Pitta types have rapid digestion and intense appetites. For balance, Pittas need to manage their “fiery” tendencies and channel their energy in productive ways. Pitta types should avoid yoga that causes a lot of sweating. They should concentrate on positions that help to release excess heat from the body. Those postures that compress the solar plexus or open the chest are especially beneficial, like pigeon, camel, cobra, bow, fish, and bridge. The best standing poses for Pitta are those that open the hips, like the tree, warrior, and half-moon.
Kapha types are physical beings, and naturally athletic. They are stable, grounded, and loyal. When unbalanced, they can become demotivated, stubborn, and complacent. The slow metabolism of Kapha gives the type less need for food, and they gain weight readily. Kapha people tend towards inertia, physical and mental, and are prone to depression. They must avoid comfort-eating and must avoid cold, damp climates.
For Kapha people, most of the standing postures are energizing. Up the pace; quicker transitions are ideal for countering excess Kapha.
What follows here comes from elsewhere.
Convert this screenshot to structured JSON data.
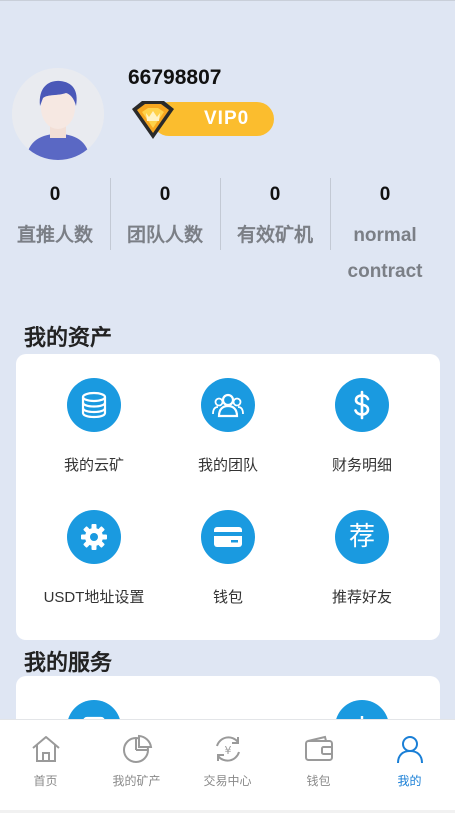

Your dominant dosha has subtle but profound effects on your life. For each dosha, the Vedic scripts prescribe fruits and vegetables, pulses and tubers to remain in balance. The guidance of the texts goes far beyond dietary advice, though, and gives the explorer an ancient philosophy of being, a means to spiritual growth and ultimately, pointers to a proven path of enlightenment.
Get Daily Wellness
You might also like…
- by SALIL GEWALI 7 MINUTE READ
- by Mark Sandusky 4 MINUTE READ
- by Joshua Allison 7 MINUTE READ
- by Demetrius Harrison 8 MINUTE READ
- by Demetrius Harrison 3 MINUTE READ
- by Kate Burke 4 MINUTE READ